* **Requirement**:
All of the listing, from first line to last, should be output exactly; the pictures stay out.

* **Data extract**:

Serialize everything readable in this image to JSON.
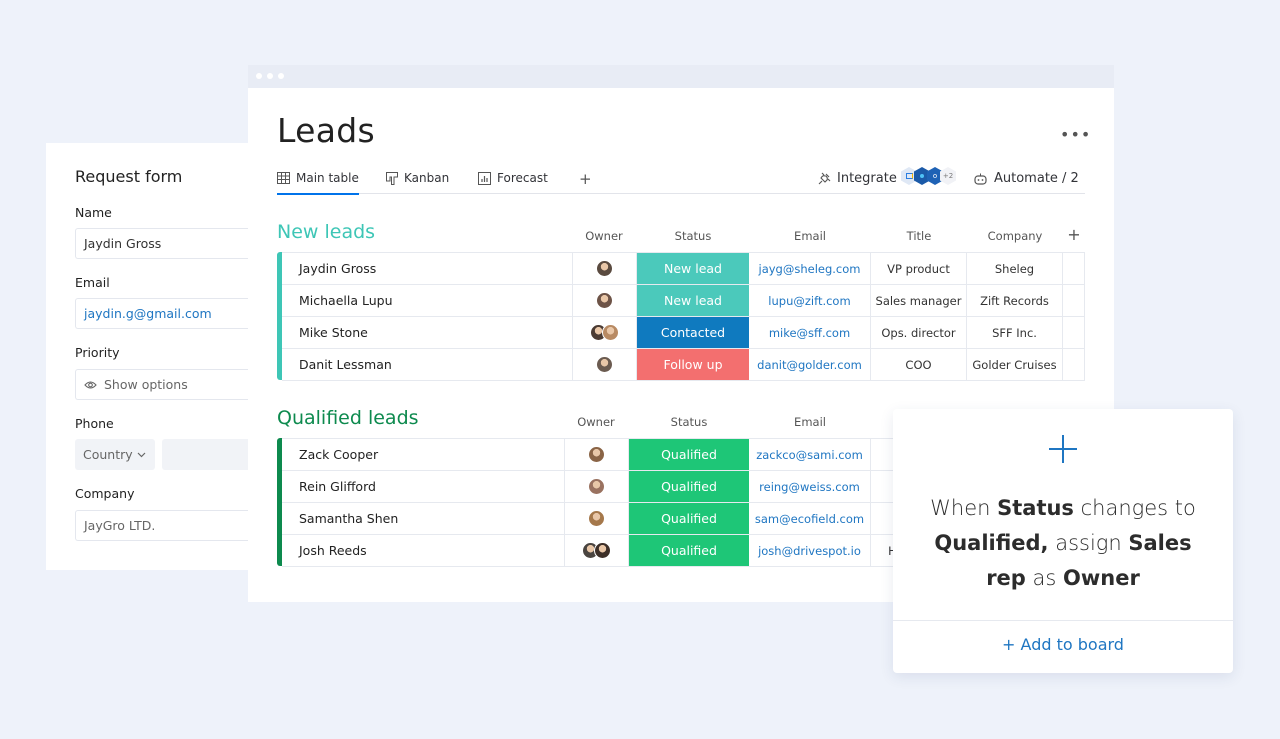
{
  "board": {
    "title": "Leads",
    "more_label": "•••",
    "tabs": [
      {
        "label": "Main table",
        "icon": "table-icon",
        "active": true
      },
      {
        "label": "Kanban",
        "icon": "kanban-icon",
        "active": false
      },
      {
        "label": "Forecast",
        "icon": "chart-icon",
        "active": false
      }
    ],
    "add_tab_label": "+",
    "integrate_label": "Integrate",
    "integrations_extra": "+2",
    "automate_label": "Automate / 2"
  },
  "new_leads": {
    "title": "New leads",
    "color": "#3ec6b6",
    "columns": [
      "Owner",
      "Status",
      "Email",
      "Title",
      "Company"
    ],
    "add_column_label": "+",
    "rows": [
      {
        "name": "Jaydin Gross",
        "status": "New lead",
        "status_color": "#4bc9bb",
        "email": "jayg@sheleg.com",
        "title": "VP product",
        "company": "Sheleg",
        "owners": [
          "#5a4a3f"
        ]
      },
      {
        "name": "Michaella Lupu",
        "status": "New lead",
        "status_color": "#4bc9bb",
        "email": "lupu@zift.com",
        "title": "Sales manager",
        "company": "Zift Records",
        "owners": [
          "#6d5347"
        ]
      },
      {
        "name": "Mike Stone",
        "status": "Contacted",
        "status_color": "#0f7abf",
        "email": "mike@sff.com",
        "title": "Ops. director",
        "company": "SFF Inc.",
        "owners": [
          "#4b3b33",
          "#b88a63"
        ]
      },
      {
        "name": "Danit Lessman",
        "status": "Follow up",
        "status_color": "#f36f6f",
        "email": "danit@golder.com",
        "title": "COO",
        "company": "Golder Cruises",
        "owners": [
          "#6b5b50"
        ]
      }
    ]
  },
  "qualified_leads": {
    "title": "Qualified leads",
    "color": "#0d8a4e",
    "columns": [
      "Owner",
      "Status",
      "Email"
    ],
    "rows": [
      {
        "name": "Zack Cooper",
        "status": "Qualified",
        "status_color": "#1ec677",
        "email": "zackco@sami.com",
        "title": "",
        "owners": [
          "#8a6446"
        ]
      },
      {
        "name": "Rein Glifford",
        "status": "Qualified",
        "status_color": "#1ec677",
        "email": "reing@weiss.com",
        "title": "",
        "owners": [
          "#9a7260"
        ]
      },
      {
        "name": "Samantha Shen",
        "status": "Qualified",
        "status_color": "#1ec677",
        "email": "sam@ecofield.com",
        "title": "",
        "owners": [
          "#a5784b"
        ]
      },
      {
        "name": "Josh Reeds",
        "status": "Qualified",
        "status_color": "#1ec677",
        "email": "josh@drivespot.io",
        "title": "He",
        "owners": [
          "#4a4440",
          "#3d2f28"
        ]
      }
    ]
  },
  "request_form": {
    "title": "Request form",
    "fields": {
      "name": {
        "label": "Name",
        "value": "Jaydin Gross"
      },
      "email": {
        "label": "Email",
        "value": "jaydin.g@gmail.com"
      },
      "priority": {
        "label": "Priority",
        "value": "Show options"
      },
      "phone": {
        "label": "Phone",
        "country": "Country"
      },
      "company": {
        "label": "Company",
        "value": "JayGro LTD."
      }
    }
  },
  "automation": {
    "parts": [
      {
        "text": "When ",
        "bold": false
      },
      {
        "text": "Status",
        "bold": true
      },
      {
        "text": " changes to ",
        "bold": false
      },
      {
        "text": "Qualified,",
        "bold": true
      },
      {
        "text": " assign ",
        "bold": false
      },
      {
        "text": "Sales rep",
        "bold": true
      },
      {
        "text": " as ",
        "bold": false
      },
      {
        "text": "Owner",
        "bold": true
      }
    ],
    "add_label": "+ Add to board"
  }
}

* **Expected answer**:
Serialize everything readable in this image to JSON.
{
  "board": {
    "title": "Leads",
    "more_label": "•••",
    "tabs": [
      {
        "label": "Main table",
        "icon": "table-icon",
        "active": true
      },
      {
        "label": "Kanban",
        "icon": "kanban-icon",
        "active": false
      },
      {
        "label": "Forecast",
        "icon": "chart-icon",
        "active": false
      }
    ],
    "add_tab_label": "+",
    "integrate_label": "Integrate",
    "integrations_extra": "+2",
    "automate_label": "Automate / 2"
  },
  "new_leads": {
    "title": "New leads",
    "color": "#3ec6b6",
    "columns": [
      "Owner",
      "Status",
      "Email",
      "Title",
      "Company"
    ],
    "add_column_label": "+",
    "rows": [
      {
        "name": "Jaydin Gross",
        "status": "New lead",
        "status_color": "#4bc9bb",
        "email": "jayg@sheleg.com",
        "title": "VP product",
        "company": "Sheleg",
        "owners": [
          "#5a4a3f"
        ]
      },
      {
        "name": "Michaella Lupu",
        "status": "New lead",
        "status_color": "#4bc9bb",
        "email": "lupu@zift.com",
        "title": "Sales manager",
        "company": "Zift Records",
        "owners": [
          "#6d5347"
        ]
      },
      {
        "name": "Mike Stone",
        "status": "Contacted",
        "status_color": "#0f7abf",
        "email": "mike@sff.com",
        "title": "Ops. director",
        "company": "SFF Inc.",
        "owners": [
          "#4b3b33",
          "#b88a63"
        ]
      },
      {
        "name": "Danit Lessman",
        "status": "Follow up",
        "status_color": "#f36f6f",
        "email": "danit@golder.com",
        "title": "COO",
        "company": "Golder Cruises",
        "owners": [
          "#6b5b50"
        ]
      }
    ]
  },
  "qualified_leads": {
    "title": "Qualified leads",
    "color": "#0d8a4e",
    "columns": [
      "Owner",
      "Status",
      "Email"
    ],
    "rows": [
      {
        "name": "Zack Cooper",
        "status": "Qualified",
        "status_color": "#1ec677",
        "email": "zackco@sami.com",
        "title": "",
        "owners": [
          "#8a6446"
        ]
      },
      {
        "name": "Rein Glifford",
        "status": "Qualified",
        "status_color": "#1ec677",
        "email": "reing@weiss.com",
        "title": "",
        "owners": [
          "#9a7260"
        ]
      },
      {
        "name": "Samantha Shen",
        "status": "Qualified",
        "status_color": "#1ec677",
        "email": "sam@ecofield.com",
        "title": "",
        "owners": [
          "#a5784b"
        ]
      },
      {
        "name": "Josh Reeds",
        "status": "Qualified",
        "status_color": "#1ec677",
        "email": "josh@drivespot.io",
        "title": "He",
        "owners": [
          "#4a4440",
          "#3d2f28"
        ]
      }
    ]
  },
  "request_form": {
    "title": "Request form",
    "fields": {
      "name": {
        "label": "Name",
        "value": "Jaydin Gross"
      },
      "email": {
        "label": "Email",
        "value": "jaydin.g@gmail.com"
      },
      "priority": {
        "label": "Priority",
        "value": "Show options"
      },
      "phone": {
        "label": "Phone",
        "country": "Country"
      },
      "company": {
        "label": "Company",
        "value": "JayGro LTD."
      }
    }
  },
  "automation": {
    "parts": [
      {
        "text": "When ",
        "bold": false
      },
      {
        "text": "Status",
        "bold": true
      },
      {
        "text": " changes to ",
        "bold": false
      },
      {
        "text": "Qualified,",
        "bold": true
      },
      {
        "text": " assign ",
        "bold": false
      },
      {
        "text": "Sales rep",
        "bold": true
      },
      {
        "text": " as ",
        "bold": false
      },
      {
        "text": "Owner",
        "bold": true
      }
    ],
    "add_label": "+ Add to board"
  }
}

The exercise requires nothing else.